With over $5 billion in potential community investment and 50,000 jobs on the line, every city wants to host Amazon’s second headquarters. Since the company announced its intent to expand in BLAH, over NUMBER of cities have tosses their metaphorical hats into the ring. Over the past few months, the company has parsed through the submissions with all the quiet drama and political silence of a reality dating show. Just recently, Amazon officially released the names on its shortlist. Pittsburgh made the cut, as did Boston, Toronto, Atlanta, and Newark. But with so much drama surrounding the company’s choice, we’re left to wonder: How many names on this overhyped list are actual competitors, and which are just for show? Perhaps more importantly, does Pittsburgh stand a fighting chance? A few months ago, I published a post that assessed the city’s chances as a host – and now, I’ll take a closer look into the details that will either push the city above the rest or force it out of the game.
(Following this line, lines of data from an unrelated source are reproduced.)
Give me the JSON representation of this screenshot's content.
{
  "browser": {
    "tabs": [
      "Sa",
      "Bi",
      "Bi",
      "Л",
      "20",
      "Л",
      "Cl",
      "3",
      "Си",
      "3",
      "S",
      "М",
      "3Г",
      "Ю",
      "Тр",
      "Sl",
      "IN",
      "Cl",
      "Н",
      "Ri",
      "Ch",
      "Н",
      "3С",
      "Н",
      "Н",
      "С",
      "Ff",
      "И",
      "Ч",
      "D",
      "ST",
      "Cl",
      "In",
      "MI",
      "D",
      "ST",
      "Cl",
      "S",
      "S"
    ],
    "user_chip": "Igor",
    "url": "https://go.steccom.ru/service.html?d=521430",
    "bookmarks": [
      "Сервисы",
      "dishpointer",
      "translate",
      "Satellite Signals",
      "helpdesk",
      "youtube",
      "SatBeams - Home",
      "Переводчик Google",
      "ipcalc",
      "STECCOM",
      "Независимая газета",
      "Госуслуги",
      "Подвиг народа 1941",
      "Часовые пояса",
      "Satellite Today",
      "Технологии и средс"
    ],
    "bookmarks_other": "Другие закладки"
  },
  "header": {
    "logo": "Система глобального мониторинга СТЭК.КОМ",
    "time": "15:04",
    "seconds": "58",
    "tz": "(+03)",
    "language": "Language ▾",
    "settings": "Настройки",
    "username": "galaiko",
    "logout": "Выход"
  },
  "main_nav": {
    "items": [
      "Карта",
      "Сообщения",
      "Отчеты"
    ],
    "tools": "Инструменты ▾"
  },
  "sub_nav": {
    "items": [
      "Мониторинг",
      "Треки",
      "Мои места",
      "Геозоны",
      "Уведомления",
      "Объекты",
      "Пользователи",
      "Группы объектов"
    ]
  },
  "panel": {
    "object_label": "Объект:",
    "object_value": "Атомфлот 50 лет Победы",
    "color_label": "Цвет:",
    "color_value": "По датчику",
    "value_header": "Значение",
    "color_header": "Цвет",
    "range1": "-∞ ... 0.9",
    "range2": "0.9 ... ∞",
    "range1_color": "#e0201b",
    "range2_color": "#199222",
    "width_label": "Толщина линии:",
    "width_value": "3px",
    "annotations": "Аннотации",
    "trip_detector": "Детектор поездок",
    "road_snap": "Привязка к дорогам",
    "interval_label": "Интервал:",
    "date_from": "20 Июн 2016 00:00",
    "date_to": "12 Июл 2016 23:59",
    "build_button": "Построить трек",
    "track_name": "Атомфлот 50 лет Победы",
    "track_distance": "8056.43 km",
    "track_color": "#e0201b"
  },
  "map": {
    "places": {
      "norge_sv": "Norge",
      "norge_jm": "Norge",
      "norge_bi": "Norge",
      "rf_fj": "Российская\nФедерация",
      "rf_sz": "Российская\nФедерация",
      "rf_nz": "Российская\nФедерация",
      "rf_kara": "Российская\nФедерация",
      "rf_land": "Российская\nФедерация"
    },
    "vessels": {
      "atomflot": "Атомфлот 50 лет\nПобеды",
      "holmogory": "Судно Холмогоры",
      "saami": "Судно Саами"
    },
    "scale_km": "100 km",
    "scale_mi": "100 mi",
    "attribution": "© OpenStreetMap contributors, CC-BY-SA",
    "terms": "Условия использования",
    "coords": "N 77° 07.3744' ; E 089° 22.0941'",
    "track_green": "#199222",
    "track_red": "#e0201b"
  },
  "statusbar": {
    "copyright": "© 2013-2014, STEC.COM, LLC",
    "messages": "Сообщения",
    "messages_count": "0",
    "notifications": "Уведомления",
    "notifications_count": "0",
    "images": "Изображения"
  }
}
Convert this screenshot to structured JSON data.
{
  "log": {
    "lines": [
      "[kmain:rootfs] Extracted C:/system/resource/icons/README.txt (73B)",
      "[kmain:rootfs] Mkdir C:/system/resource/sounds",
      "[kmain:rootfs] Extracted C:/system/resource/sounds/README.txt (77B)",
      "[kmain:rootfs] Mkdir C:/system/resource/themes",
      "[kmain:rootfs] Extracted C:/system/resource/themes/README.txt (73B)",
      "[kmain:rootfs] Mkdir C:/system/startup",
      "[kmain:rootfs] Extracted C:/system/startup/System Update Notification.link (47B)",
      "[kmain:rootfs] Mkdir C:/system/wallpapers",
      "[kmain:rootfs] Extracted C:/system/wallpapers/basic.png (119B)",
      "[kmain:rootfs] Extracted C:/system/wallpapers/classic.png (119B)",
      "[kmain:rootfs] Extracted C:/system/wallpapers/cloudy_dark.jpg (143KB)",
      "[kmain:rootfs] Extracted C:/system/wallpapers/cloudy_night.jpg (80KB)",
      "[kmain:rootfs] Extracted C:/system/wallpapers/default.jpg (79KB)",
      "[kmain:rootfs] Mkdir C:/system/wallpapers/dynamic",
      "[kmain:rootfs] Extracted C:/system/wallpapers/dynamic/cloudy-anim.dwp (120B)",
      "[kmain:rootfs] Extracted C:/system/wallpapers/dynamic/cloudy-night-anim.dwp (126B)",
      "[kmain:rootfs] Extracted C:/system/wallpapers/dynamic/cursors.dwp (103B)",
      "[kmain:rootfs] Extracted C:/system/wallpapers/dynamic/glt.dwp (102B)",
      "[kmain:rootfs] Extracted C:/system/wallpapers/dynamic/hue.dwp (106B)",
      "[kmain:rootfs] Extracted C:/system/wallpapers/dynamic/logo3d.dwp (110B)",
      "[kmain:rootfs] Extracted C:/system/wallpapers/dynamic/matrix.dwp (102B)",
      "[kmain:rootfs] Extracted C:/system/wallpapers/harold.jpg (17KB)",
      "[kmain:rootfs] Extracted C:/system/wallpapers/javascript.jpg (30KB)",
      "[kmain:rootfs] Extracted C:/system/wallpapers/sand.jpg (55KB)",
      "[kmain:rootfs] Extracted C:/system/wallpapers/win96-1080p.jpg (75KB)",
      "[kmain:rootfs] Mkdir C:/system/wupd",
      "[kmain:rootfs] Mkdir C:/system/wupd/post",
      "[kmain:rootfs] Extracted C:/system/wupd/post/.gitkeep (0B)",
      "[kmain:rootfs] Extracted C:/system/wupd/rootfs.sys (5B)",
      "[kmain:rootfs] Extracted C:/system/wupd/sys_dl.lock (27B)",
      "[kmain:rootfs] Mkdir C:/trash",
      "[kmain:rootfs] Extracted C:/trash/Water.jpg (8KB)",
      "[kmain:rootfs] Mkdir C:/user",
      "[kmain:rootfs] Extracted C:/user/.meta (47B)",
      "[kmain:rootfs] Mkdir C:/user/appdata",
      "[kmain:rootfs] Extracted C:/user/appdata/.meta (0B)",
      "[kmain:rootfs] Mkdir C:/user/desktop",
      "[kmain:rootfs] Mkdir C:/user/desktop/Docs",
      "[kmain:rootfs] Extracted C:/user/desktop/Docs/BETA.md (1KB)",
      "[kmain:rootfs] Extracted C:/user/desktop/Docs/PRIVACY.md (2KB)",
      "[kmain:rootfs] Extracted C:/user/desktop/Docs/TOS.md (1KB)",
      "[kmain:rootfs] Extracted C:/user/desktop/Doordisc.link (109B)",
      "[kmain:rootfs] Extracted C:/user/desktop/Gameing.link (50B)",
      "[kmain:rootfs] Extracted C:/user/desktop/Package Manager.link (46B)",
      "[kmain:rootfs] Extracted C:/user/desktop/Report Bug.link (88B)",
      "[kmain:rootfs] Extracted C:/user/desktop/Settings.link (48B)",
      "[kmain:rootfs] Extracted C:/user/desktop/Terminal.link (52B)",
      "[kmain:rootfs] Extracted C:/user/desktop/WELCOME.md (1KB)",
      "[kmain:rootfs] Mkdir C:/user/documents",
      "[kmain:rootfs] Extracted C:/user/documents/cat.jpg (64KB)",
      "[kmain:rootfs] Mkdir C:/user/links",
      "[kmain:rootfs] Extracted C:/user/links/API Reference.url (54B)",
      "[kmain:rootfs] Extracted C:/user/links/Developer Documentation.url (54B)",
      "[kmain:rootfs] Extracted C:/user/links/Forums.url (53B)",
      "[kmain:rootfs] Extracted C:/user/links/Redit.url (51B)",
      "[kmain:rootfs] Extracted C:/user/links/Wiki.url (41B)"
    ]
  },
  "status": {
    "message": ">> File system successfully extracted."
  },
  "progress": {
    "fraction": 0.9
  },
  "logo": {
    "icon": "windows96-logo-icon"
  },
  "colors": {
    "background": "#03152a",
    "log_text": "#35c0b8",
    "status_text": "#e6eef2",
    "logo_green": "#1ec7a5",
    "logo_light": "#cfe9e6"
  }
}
Many pro-Pittsburgh parties are optimistic about the city’s chances – and have ample reason to be. Pittsburgh is already well-known in corporate circles as a hub for advancement; the city hosts a thriving tech community and well-regarded talent pool. As Jim Rock, the CEO for the Pittsburgh-based robotics company Seegrid comments in an article for TribLIVE, “Pittsburgh has a long-standing reputation for innovation–long before top tech companies such as Apple, Google, Uber and even Amazon itself established a presence in the city.” More than a few high-level Amazon executives even have personal or professional connections to the city. But Pittsburgh’s culture and network isn’t the only draw in the city’s pitch; the area also financially attractive. The cost of commercial state is relatively low – especially when compared to those in its’ rival cities. The average cost per square foot of commercial real estate in Boston, for example, averages $50 per square foot. In Pittsburgh, the cost stands at around $30 per square foot.
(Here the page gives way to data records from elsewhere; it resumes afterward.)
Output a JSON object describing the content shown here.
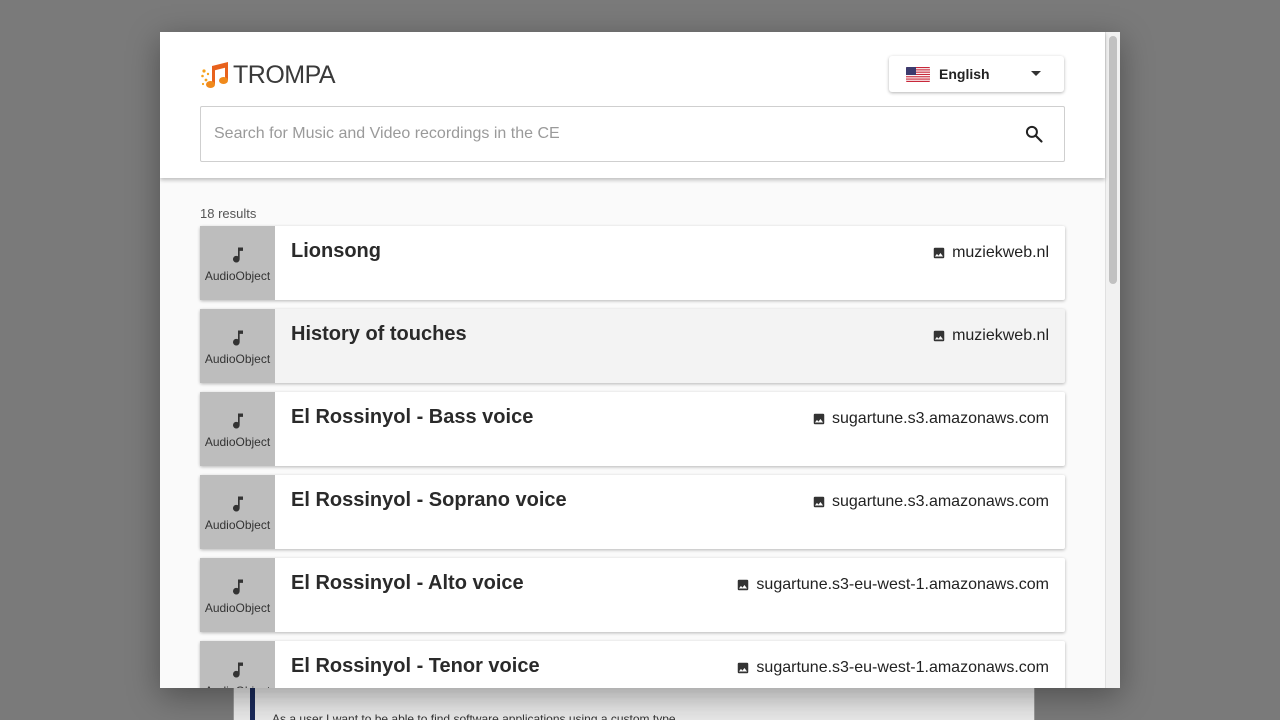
{
  "brand": {
    "name": "TROMPA",
    "mark_colors": [
      "#f7a21b",
      "#e8621d"
    ]
  },
  "language": {
    "selected": "English",
    "flag": "us-flag-icon"
  },
  "search": {
    "placeholder": "Search for Music and Video recordings in the CE",
    "value": ""
  },
  "results": {
    "count_label": "18 results",
    "items": [
      {
        "type": "AudioObject",
        "title": "Lionsong",
        "source": "muziekweb.nl"
      },
      {
        "type": "AudioObject",
        "title": "History of touches",
        "source": "muziekweb.nl"
      },
      {
        "type": "AudioObject",
        "title": "El Rossinyol - Bass voice",
        "source": "sugartune.s3.amazonaws.com"
      },
      {
        "type": "AudioObject",
        "title": "El Rossinyol - Soprano voice",
        "source": "sugartune.s3.amazonaws.com"
      },
      {
        "type": "AudioObject",
        "title": "El Rossinyol - Alto voice",
        "source": "sugartune.s3-eu-west-1.amazonaws.com"
      },
      {
        "type": "AudioObject",
        "title": "El Rossinyol - Tenor voice",
        "source": "sugartune.s3-eu-west-1.amazonaws.com"
      }
    ]
  },
  "background_page": {
    "text": "As a user I want to be able to find software applications using a custom type"
  }
}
Pittsburgh’s advantages are clear. However, the city does face a number of challenges that may make it less attractive to Amazon’s board, including its comparatively modest workforce. HQ2 stands to make 50,000 jobs once it opens – and while that may sound impressive on paper, the open positions won’t do the community or company any good if there aren’t people to fill them. According to a 2016 study by Allegheny Conference on Community, increasing retirement rates and an insufficient influx of workers could cause Pittsburgh to lose as many as 80,000 workers by 2025. Mayor Bill Peduto isn’t concerned, though; at a press conference shortly after the shortlist went public, he expressed his belief that Pittsburgh was more than equipped to compete with the other cities on the shortlist and could attract the workers if chosen. Currently, the city has made strides to cultivate talent and STEM interest in schools in an attempt to encourage young workers to pursue careers in tech. This all said, the city’s low workforce will be a factor Amazon will need to keep in mind when making their final selection.
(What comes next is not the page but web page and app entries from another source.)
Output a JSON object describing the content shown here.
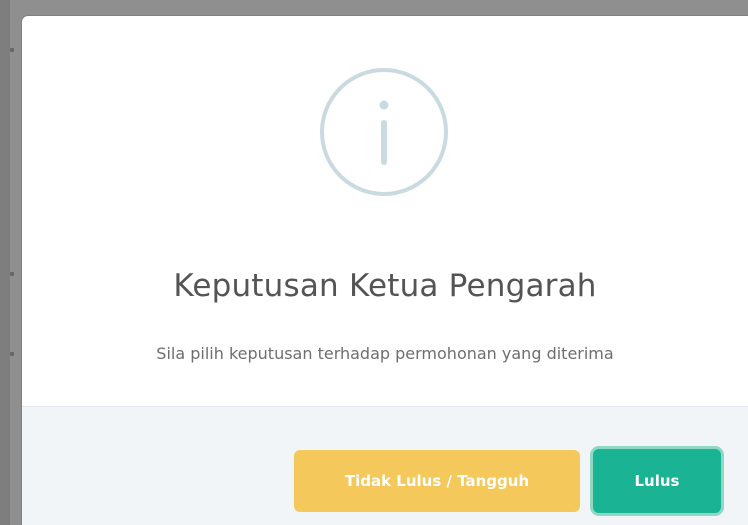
{
  "dialog": {
    "icon": "info-circle-icon",
    "title": "Keputusan Ketua Pengarah",
    "subtitle": "Sila pilih keputusan terhadap permohonan yang diterima",
    "buttons": {
      "reject_label": "Tidak Lulus / Tangguh",
      "approve_label": "Lulus"
    }
  },
  "colors": {
    "icon_stroke": "#c9dae1",
    "reject_button": "#f4c85a",
    "approve_button": "#1ab394",
    "footer_bg": "#f2f5f8"
  }
}
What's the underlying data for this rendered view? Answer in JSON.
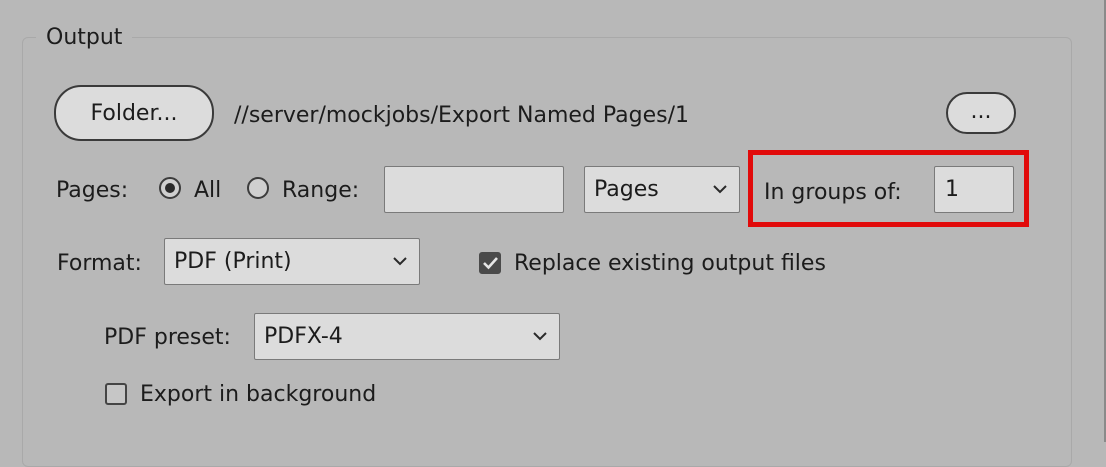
{
  "output": {
    "group_title": "Output",
    "folder_button": "Folder...",
    "path": "//server/mockjobs/Export Named Pages/1",
    "browse_button": "...",
    "pages": {
      "label": "Pages:",
      "option_all": "All",
      "option_range": "Range:",
      "selected": "All",
      "range_value": "",
      "unit_select": "Pages"
    },
    "groups": {
      "label": "In groups of:",
      "value": "1"
    },
    "format": {
      "label": "Format:",
      "value": "PDF (Print)"
    },
    "replace_existing": {
      "label": "Replace existing output files",
      "checked": true
    },
    "pdf_preset": {
      "label": "PDF preset:",
      "value": "PDFX-4"
    },
    "export_background": {
      "label": "Export in background",
      "checked": false
    },
    "colors": {
      "background": "#b8b8b8",
      "highlight": "#e10a0a"
    }
  }
}
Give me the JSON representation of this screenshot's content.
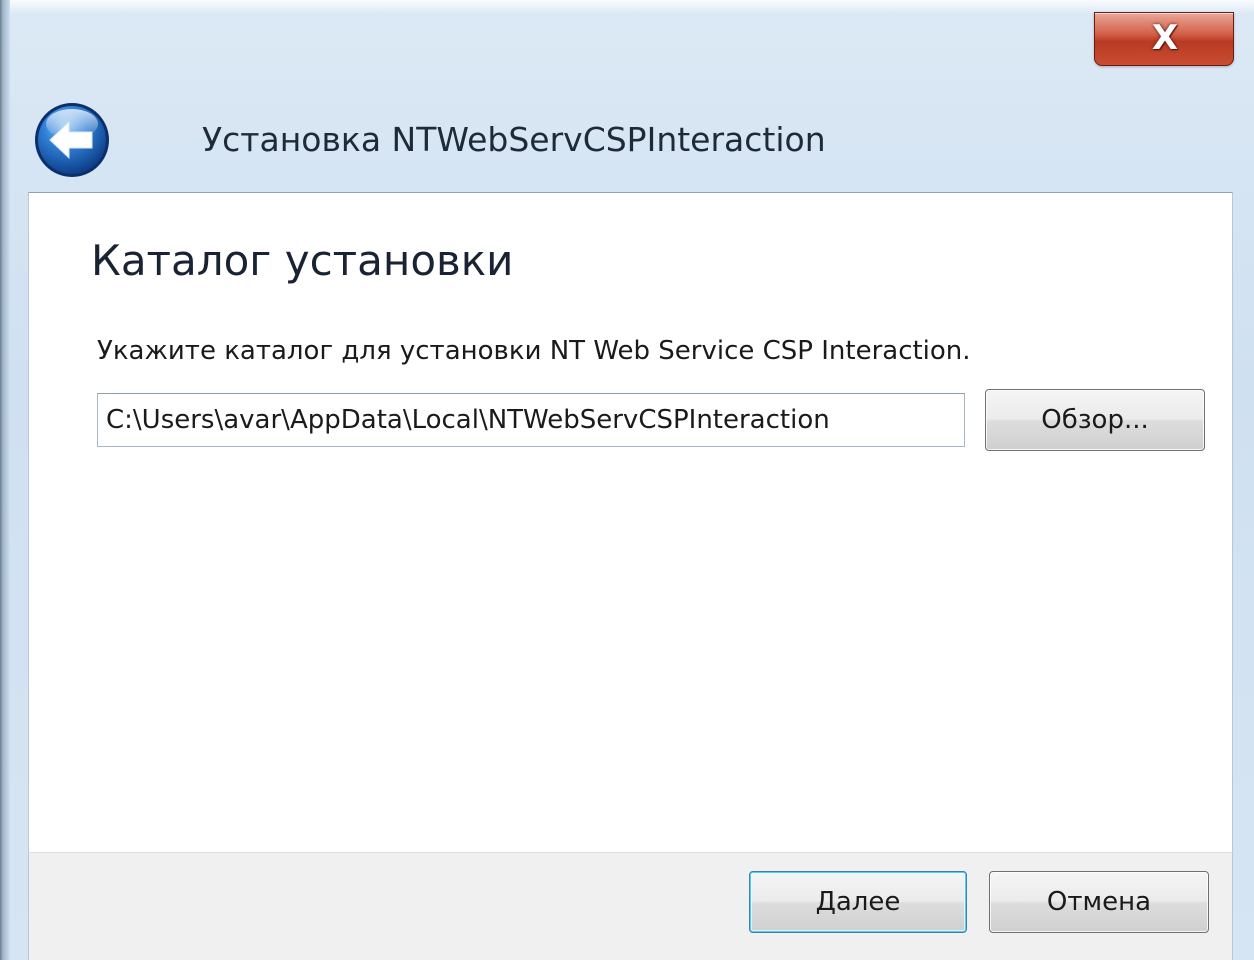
{
  "window": {
    "title": "Установка NTWebServCSPInteraction",
    "close_label": "X",
    "back_icon": "back-arrow-icon"
  },
  "page": {
    "heading": "Каталог установки",
    "instruction": "Укажите каталог для установки NT Web Service CSP Interaction.",
    "install_path": "C:\\Users\\avar\\AppData\\Local\\NTWebServCSPInteraction",
    "browse_label": "Обзор..."
  },
  "footer": {
    "next_label": "Далее",
    "cancel_label": "Отмена"
  },
  "colors": {
    "title_bar": "#cfe0f1",
    "close_button": "#c94d32",
    "back_button": "#1f63b8",
    "default_button_border": "#3c7fb1",
    "footer": "#f0f0f0"
  }
}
It is worth noting that the so-called “shortlist” is not all that short. Amazon has approached the process with the calculation of a career politician and the dramatic savvy of a reality dating show, thereby fostering a competitive culture which will surely be to their benefit. The company even requested that those in Pittsburgh government sign a nondisclosure agreement and limit their communications to a single representative for greater confidentiality. It is unclear whether officials will comply with their request – but with the importance of the issue, silence seems likely. Pittsburgh stands as a fantastic candidate for HQ2; however, the choice ultimately comes down to Amazon. With all of the secrecy and drama seen thus far, we can probably expect a few more months of drawn-out competitions and closed doors.
For more of Jason Cohen’s work, please visit JasonCohenPittsburgh.org.
Originally posted on JasonCohenPittsburgh.net